Addressing some 140 world leaders gathered in New York for the 64th Session of the United Nations General Assembly, Obama condemned as an illegal "occupation" Israel's presence in its ancestral homeland. And he roundly rejected the right of Jews to live and build communities in the hill country they believe was given to them by their God.
But while, according to the American leader, Israel's people have no right to possess, dwell in and govern the land of their fathers, the United States must insist that Israel "respect the legitimate claims and rights of the Palestinians."
Obama's position indicates his acceptance and intention to champion the Arab narrative - which insists that the "Palestinians" have lived in the land "from time immemorial" and have the right to be formed as a nation in it.

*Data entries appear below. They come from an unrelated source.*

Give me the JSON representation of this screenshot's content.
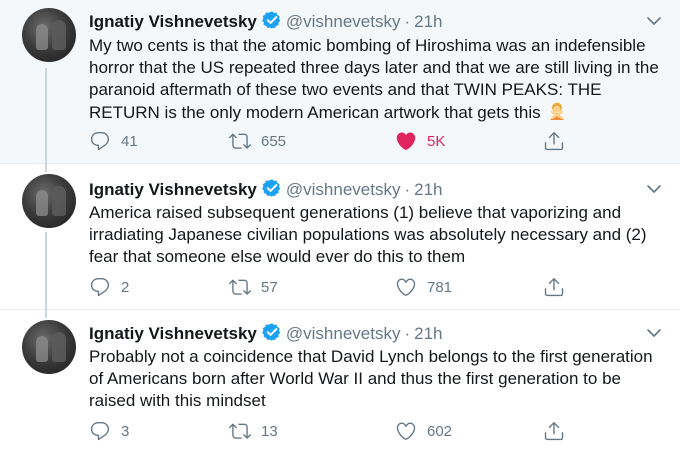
{
  "tweets": [
    {
      "author": "Ignatiy Vishnevetsky",
      "handle": "@vishnevetsky",
      "separator": "·",
      "time": "21h",
      "text": "My two cents is that the atomic bombing of Hiroshima was an indefensible horror that the US repeated three days later and that we are still living in the paranoid aftermath of these two events and that TWIN PEAKS: THE RETURN is the only modern American artwork that gets this",
      "emoji": "person-gesturing-no-emoji",
      "replies": "41",
      "retweets": "655",
      "likes": "5K",
      "liked": true
    },
    {
      "author": "Ignatiy Vishnevetsky",
      "handle": "@vishnevetsky",
      "separator": "·",
      "time": "21h",
      "text": "America raised subsequent generations (1) believe that vaporizing and irradiating Japanese civilian populations was absolutely necessary and (2) fear that someone else would ever do this to them",
      "replies": "2",
      "retweets": "57",
      "likes": "781",
      "liked": false
    },
    {
      "author": "Ignatiy Vishnevetsky",
      "handle": "@vishnevetsky",
      "separator": "·",
      "time": "21h",
      "text": "Probably not a coincidence that David Lynch belongs to the first generation of Americans born after World War II and thus the first generation to be raised with this mindset",
      "replies": "3",
      "retweets": "13",
      "likes": "602",
      "liked": false
    }
  ],
  "colors": {
    "text": "#14171a",
    "muted": "#657786",
    "verified": "#1da1f2",
    "like": "#e0245e",
    "highlight_bg": "#f5f8fa",
    "thread_line": "#ccd6dd"
  },
  "icons": [
    "reply-icon",
    "retweet-icon",
    "like-icon",
    "share-icon",
    "verified-badge-icon",
    "chevron-down-icon"
  ]
}
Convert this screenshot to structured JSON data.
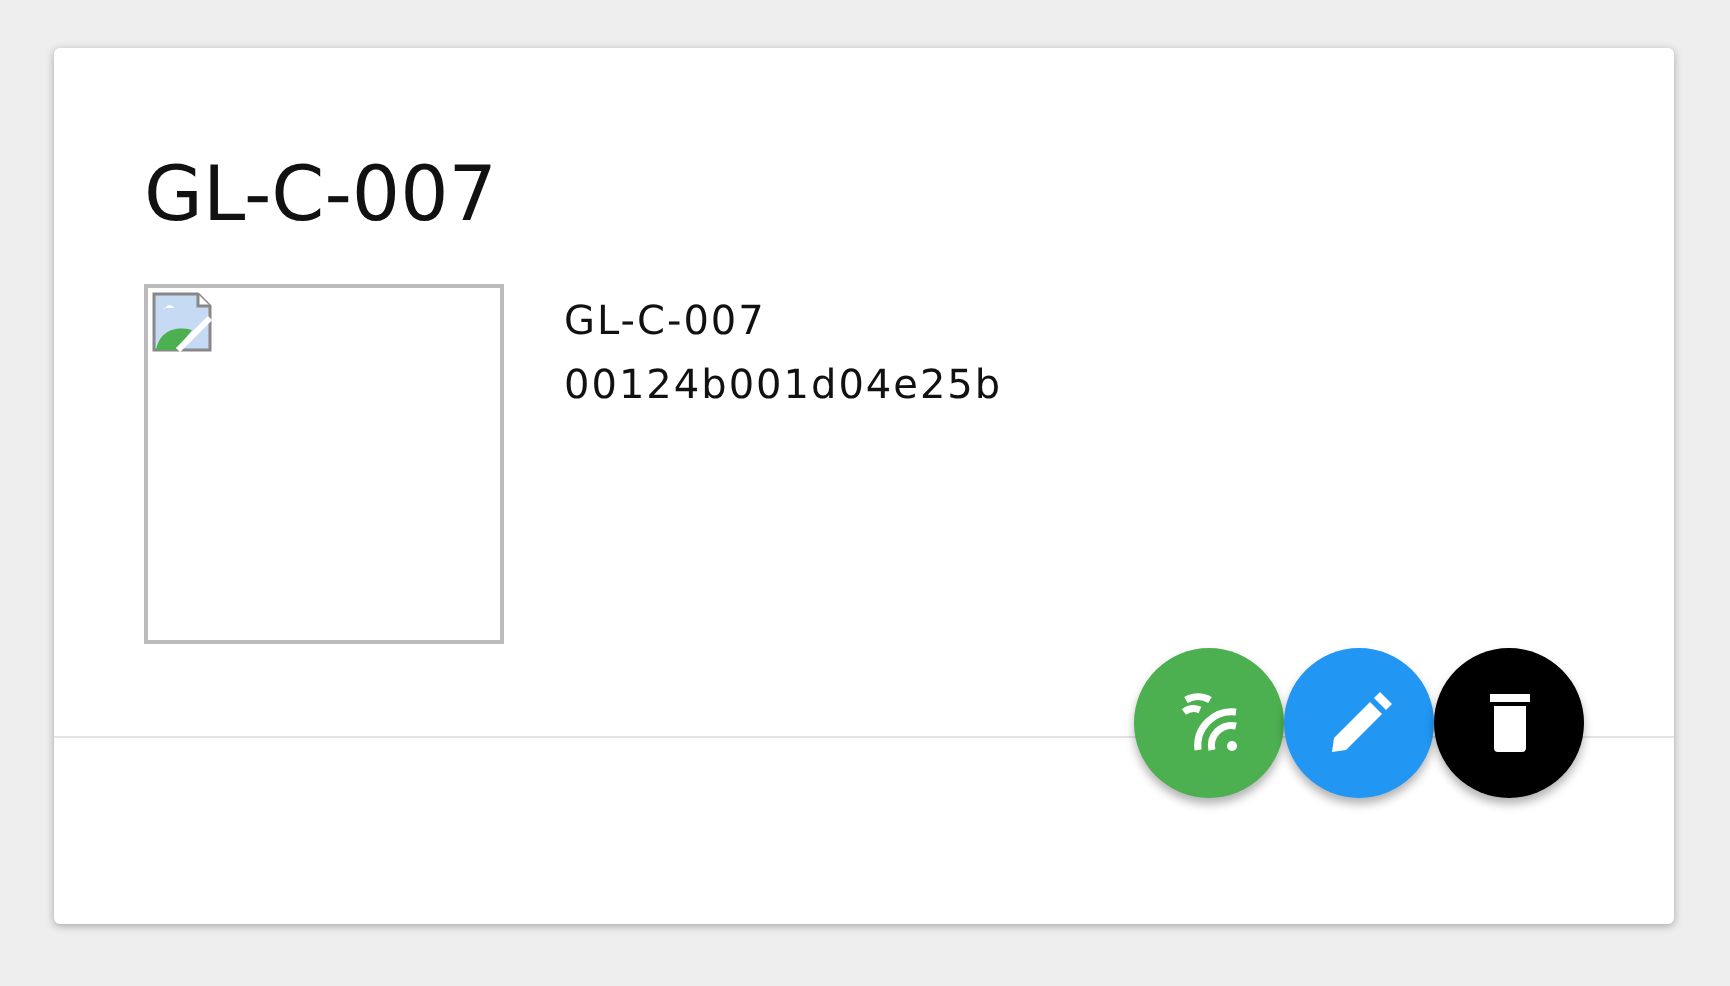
{
  "card": {
    "title": "GL-C-007",
    "name": "GL-C-007",
    "address": "00124b001d04e25b",
    "image": {
      "kind": "broken"
    },
    "actions": [
      {
        "kind": "signal",
        "color": "#4caf50"
      },
      {
        "kind": "edit",
        "color": "#2196f3"
      },
      {
        "kind": "delete",
        "color": "#000000"
      }
    ]
  }
}
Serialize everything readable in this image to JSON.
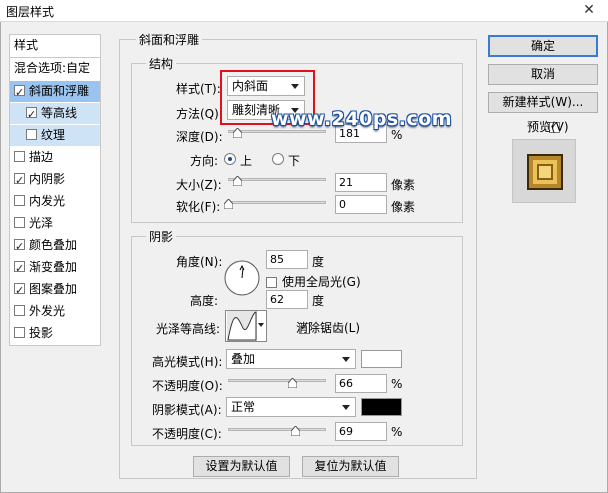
{
  "window": {
    "title": "图层样式",
    "close_glyph": "✕"
  },
  "sidebar": {
    "header": "样式",
    "blend_options": "混合选项:自定",
    "items": [
      {
        "label": "斜面和浮雕",
        "checked": true,
        "state": "selected"
      },
      {
        "label": "等高线",
        "checked": true,
        "state": "sub"
      },
      {
        "label": "纹理",
        "checked": false,
        "state": "sub"
      },
      {
        "label": "描边",
        "checked": false
      },
      {
        "label": "内阴影",
        "checked": true
      },
      {
        "label": "内发光",
        "checked": false
      },
      {
        "label": "光泽",
        "checked": false
      },
      {
        "label": "颜色叠加",
        "checked": true
      },
      {
        "label": "渐变叠加",
        "checked": true
      },
      {
        "label": "图案叠加",
        "checked": true
      },
      {
        "label": "外发光",
        "checked": false
      },
      {
        "label": "投影",
        "checked": false
      }
    ]
  },
  "bevel": {
    "group_title": "斜面和浮雕",
    "structure_title": "结构",
    "style_label": "样式(T):",
    "style_value": "内斜面",
    "method_label": "方法(Q):",
    "method_value": "雕刻清晰",
    "depth_label": "深度(D):",
    "depth_value": "181",
    "depth_unit": "%",
    "direction_label": "方向:",
    "direction_up": "上",
    "direction_down": "下",
    "direction_selected": "up",
    "size_label": "大小(Z):",
    "size_value": "21",
    "size_unit": "像素",
    "soften_label": "软化(F):",
    "soften_value": "0",
    "soften_unit": "像素"
  },
  "shading": {
    "group_title": "阴影",
    "angle_label": "角度(N):",
    "angle_value": "85",
    "angle_unit": "度",
    "global_light_label": "使用全局光(G)",
    "global_light_checked": false,
    "altitude_label": "高度:",
    "altitude_value": "62",
    "altitude_unit": "度",
    "gloss_contour_label": "光泽等高线:",
    "antialias_label": "消除锯齿(L)",
    "antialias_checked": true,
    "highlight_mode_label": "高光模式(H):",
    "highlight_mode_value": "叠加",
    "highlight_color": "#ffffff",
    "highlight_opacity_label": "不透明度(O):",
    "highlight_opacity_value": "66",
    "highlight_opacity_unit": "%",
    "shadow_mode_label": "阴影模式(A):",
    "shadow_mode_value": "正常",
    "shadow_color": "#000000",
    "shadow_opacity_label": "不透明度(C):",
    "shadow_opacity_value": "69",
    "shadow_opacity_unit": "%"
  },
  "footer": {
    "set_default": "设置为默认值",
    "reset_default": "复位为默认值"
  },
  "actions": {
    "ok": "确定",
    "cancel": "取消",
    "new_style": "新建样式(W)...",
    "preview_label": "预览(V)",
    "preview_checked": true
  },
  "watermark": "www.240ps.com",
  "slider_levels": {
    "depth": 0.1,
    "size": 0.1,
    "soften": 0.0,
    "highlight_opacity": 0.66,
    "shadow_opacity": 0.69
  },
  "colors": {
    "accent": "#3a7bd5",
    "selection": "#99c4f0",
    "red_highlight": "#e0101c"
  }
}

He has thus rejected the Jewish narrative - which holds that this was the Land of Canaan given to Abraham, then Isaac, then Jacob and then Jacob's descendants; that the nation took root here nearly 4000 years ago, growing and developing in this land and ruling as sovereigns over it; that following the Jews' expulsion from the land they kept burning for two millennia the fire of their intended return; that they are not a foreign implant, not a colony, not in the land in order to assuage stricken western consciences following the Holocaust; that the Palestinian Arabs have no national history - neither in this land nor anywhere else, and that the creation of an Arab state in the historical Jewish homeland constitutes land theft and poses an existential threat to Israel.
Critics slammed Obama's speech as the most anti-Israel message ever delivered by a president of the United States. America's former ambassador to the United Nations, John Bolton, slammed Obama's address as "the most radical anti-Israel speech I can recall any president making."